## [Exercise requirements]
Show every line of the data that includes the word "Descripción".

··········

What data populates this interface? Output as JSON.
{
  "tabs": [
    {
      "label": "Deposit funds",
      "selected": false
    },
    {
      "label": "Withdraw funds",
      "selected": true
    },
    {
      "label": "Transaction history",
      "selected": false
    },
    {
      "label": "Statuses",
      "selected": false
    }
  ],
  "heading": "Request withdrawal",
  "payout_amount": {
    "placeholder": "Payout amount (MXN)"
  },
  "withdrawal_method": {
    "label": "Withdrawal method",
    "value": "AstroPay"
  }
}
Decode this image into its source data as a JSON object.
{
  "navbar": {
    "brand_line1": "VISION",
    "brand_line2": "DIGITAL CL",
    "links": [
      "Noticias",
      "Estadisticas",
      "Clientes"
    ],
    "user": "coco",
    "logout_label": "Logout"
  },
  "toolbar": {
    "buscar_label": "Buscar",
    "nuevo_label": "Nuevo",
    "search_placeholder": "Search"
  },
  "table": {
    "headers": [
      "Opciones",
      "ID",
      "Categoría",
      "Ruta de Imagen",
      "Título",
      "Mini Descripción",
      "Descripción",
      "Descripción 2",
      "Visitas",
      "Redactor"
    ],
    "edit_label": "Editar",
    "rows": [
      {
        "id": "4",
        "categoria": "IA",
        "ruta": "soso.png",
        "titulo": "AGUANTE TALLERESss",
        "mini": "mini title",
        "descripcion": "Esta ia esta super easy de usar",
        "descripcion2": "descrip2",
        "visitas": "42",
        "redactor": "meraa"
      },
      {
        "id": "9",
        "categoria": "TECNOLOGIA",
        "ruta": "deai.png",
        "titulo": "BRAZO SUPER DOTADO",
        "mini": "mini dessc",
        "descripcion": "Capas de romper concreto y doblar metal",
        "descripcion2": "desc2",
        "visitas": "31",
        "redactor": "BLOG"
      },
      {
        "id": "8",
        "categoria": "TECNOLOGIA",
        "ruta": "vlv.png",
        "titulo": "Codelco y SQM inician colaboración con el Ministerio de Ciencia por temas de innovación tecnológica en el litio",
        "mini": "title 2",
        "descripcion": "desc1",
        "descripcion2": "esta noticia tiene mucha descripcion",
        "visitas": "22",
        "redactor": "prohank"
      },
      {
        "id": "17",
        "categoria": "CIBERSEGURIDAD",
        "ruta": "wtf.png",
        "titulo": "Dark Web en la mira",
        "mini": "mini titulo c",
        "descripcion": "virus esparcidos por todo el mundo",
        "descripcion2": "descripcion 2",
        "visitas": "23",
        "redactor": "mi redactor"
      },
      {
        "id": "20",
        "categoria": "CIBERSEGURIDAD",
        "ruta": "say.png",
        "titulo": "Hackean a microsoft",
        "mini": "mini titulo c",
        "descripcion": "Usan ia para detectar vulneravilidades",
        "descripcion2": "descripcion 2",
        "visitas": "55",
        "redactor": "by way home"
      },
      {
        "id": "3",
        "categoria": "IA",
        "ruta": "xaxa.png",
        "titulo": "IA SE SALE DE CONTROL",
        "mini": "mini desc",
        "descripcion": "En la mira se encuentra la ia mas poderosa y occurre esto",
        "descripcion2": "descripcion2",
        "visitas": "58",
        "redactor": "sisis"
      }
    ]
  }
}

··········

## [Answer section]
      "Mini Descripción",
      "Descripción",
      "Descripción 2",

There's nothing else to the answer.